[show abstract][hide abstract] ABSTRACT: Colorectal cancer (CRC) continues to rank as the third most common cancer in Western society and the second leading cause of cancer death in North America. There are at least three distinct, and relatively discreet, molecular pathways associated with this disease: chromosomal instability (CIN), microsatellite instability (MSI) and the cytosine polyguanine island methylator phenotype. Defects in the DNA mismatch repair system (MMR) account for the MSI phenotype and genotype of about 15 % of CRC. Although high frequency MSI tumors have better stage independent prognosis compared to those with CIN, MMR deficient CRC appears to be resistant to fluorouracil based treatment, but sensitive to other therapeutic regimens. This review summarises current literature on differential chemosensitivity of MMR-deficient CRC.
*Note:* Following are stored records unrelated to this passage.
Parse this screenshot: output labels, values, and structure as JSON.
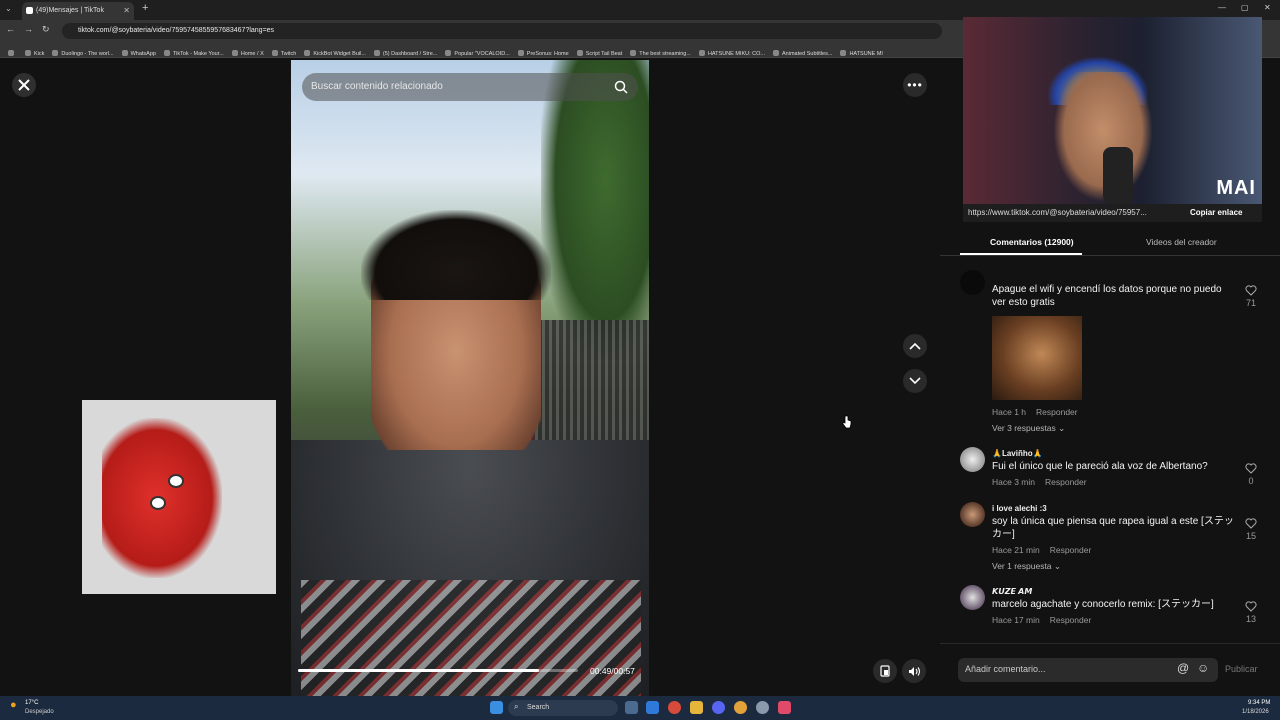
{
  "browser": {
    "tab_title": "(49)Mensajes | TikTok",
    "url": "tiktok.com/@soybateria/video/7595745855957683467?lang=es",
    "bookmarks": [
      "Kick",
      "Duolingo - The worl...",
      "WhatsApp",
      "TikTok - Make Your...",
      "Home / X",
      "Twitch",
      "KickBot Widget Buil...",
      "(5) Dashboard / Stre...",
      "Popular \"VOCALOID...",
      "PreSonus: Home",
      "Script Tail Beat",
      "The best streaming...",
      "HATSUNE MIKU: CO...",
      "Animated Subtitles...",
      "HATSUNE MI"
    ]
  },
  "video": {
    "search_placeholder": "Buscar contenido relacionado",
    "time": "00:49/00:57",
    "progress": 0.86
  },
  "streamer_overlay": {
    "logo": "MAI",
    "link": "https://www.tiktok.com/@soybateria/video/75957...",
    "copy_label": "Copiar enlace"
  },
  "tabs": {
    "comments": "Comentarios (12900)",
    "creator_videos": "Videos del creador"
  },
  "comments": [
    {
      "text": "Apague el wifi y encendí los datos porque no puedo ver esto gratis",
      "time": "Hace 1 h",
      "reply": "Responder",
      "likes": "71",
      "replies": "Ver 3 respuestas"
    },
    {
      "name": "🙏Laviñho🙏",
      "text": "Fui el único que le pareció ala voz de Albertano?",
      "time": "Hace 3 min",
      "reply": "Responder",
      "likes": "0"
    },
    {
      "name": "i love alechi :3",
      "text": "soy la única que piensa que rapea igual a este [ステッカー]",
      "time": "Hace 21 min",
      "reply": "Responder",
      "likes": "15",
      "replies": "Ver 1 respuesta"
    },
    {
      "name": "𝙆𝙐𝙕𝙀 𝘼𝙈",
      "text": "marcelo agachate y conocerlo remix: [ステッカー]",
      "time": "Hace 17 min",
      "reply": "Responder",
      "likes": "13"
    }
  ],
  "composer": {
    "placeholder": "Añadir comentario...",
    "publish": "Publicar"
  },
  "taskbar": {
    "weather_temp": "17°C",
    "weather_desc": "Despejado",
    "search": "Search",
    "time": "9:34 PM",
    "date": "1/18/2026"
  },
  "colors": {
    "background": "#121212",
    "taskbar": "#1b2a3e",
    "accent_white": "#ffffff"
  }
}
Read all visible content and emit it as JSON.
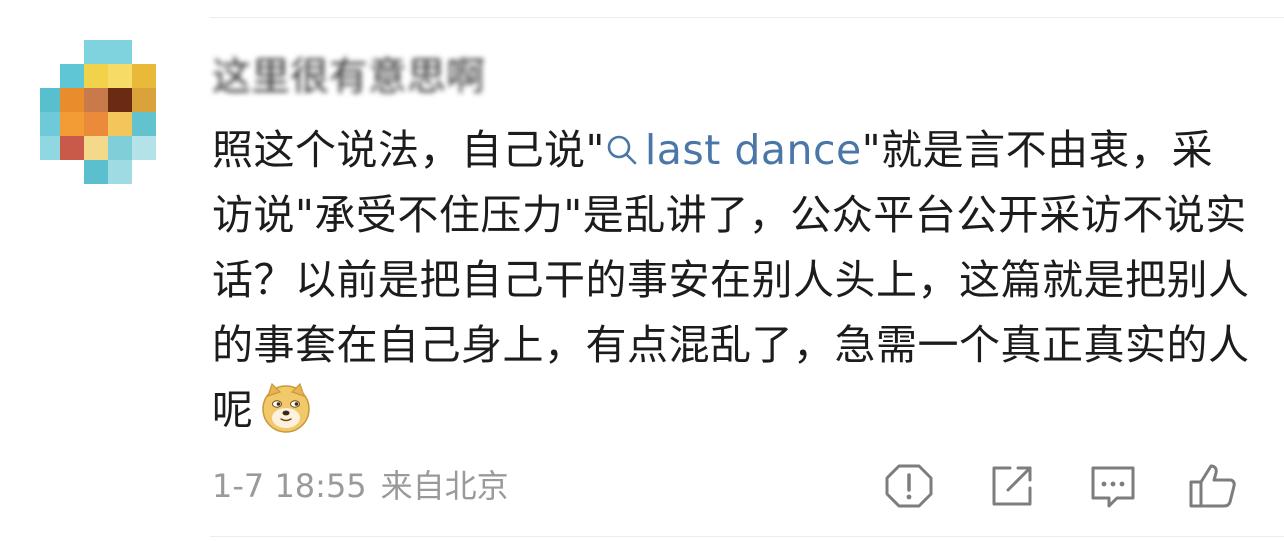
{
  "comment": {
    "username": "这里很有意思啊",
    "text_before_link": "照这个说法，自己说\"",
    "link_text": "last dance",
    "text_after_link": "\"就是言不由衷，采访说\"承受不住压力\"是乱讲了，公众平台公开采访不说实话？以前是把自己干的事安在别人头上，这篇就是把别人的事套在自己身上，有点混乱了，急需一个真正真实的人呢",
    "date": "1-7 18:55",
    "location": "来自北京"
  },
  "icons": {
    "avatar": "pixelated-avatar",
    "link_icon": "magnifier-icon",
    "emoji": "doge-emoji",
    "report": "report-icon",
    "share": "share-icon",
    "reply": "comment-icon",
    "like": "thumbs-up-icon"
  },
  "colors": {
    "link": "#4a76a8",
    "text": "#1c1c1c",
    "meta": "#9a9a9a",
    "icon": "#7d7d7d"
  }
}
[show abstract][hide abstract] ABSTRACT: Introduction: The HOXB13 pGly84Glu mutation has recently been associated with an increased risk of prostate cancer but the association of other cancer sites with this allele has not been assessed. Data has suggested that HOXB13 expression levels are decreased in colorectal cancer (CRC) cell lines indicating this gene may be involved in colorectal tumourigenesis. Methods: To evaluate a potential association of this mutation with CRC, we genotyped the mutation in 2695 CRC cases and 4593 controls from population-based registries in Canada and Australia. Results: The HOXB13 pGly84Glu mutation was more common in CRC cases than controls (0.48% vs. 0.17%, P=0.02) indicating a significant association between the HOXB13 variant and CRC risk (OR=2.8; 95%CI: 1.2-6.8). This association was attenuated but remained significant with the inclusion of previously published and publicly available genotype data. Pedigree analysis of cases and controls revealed that 7/21 HOXB13 mutation carriers had a family history of prostate cancer. Discussion: This report is the first to suggest a risk of CRC associated with mutations in the HOXB13 gene. These findings require further validation but may be of importance in the screening and genetic counseling of families known to carry the HOXB13 pGly84Glu mutation.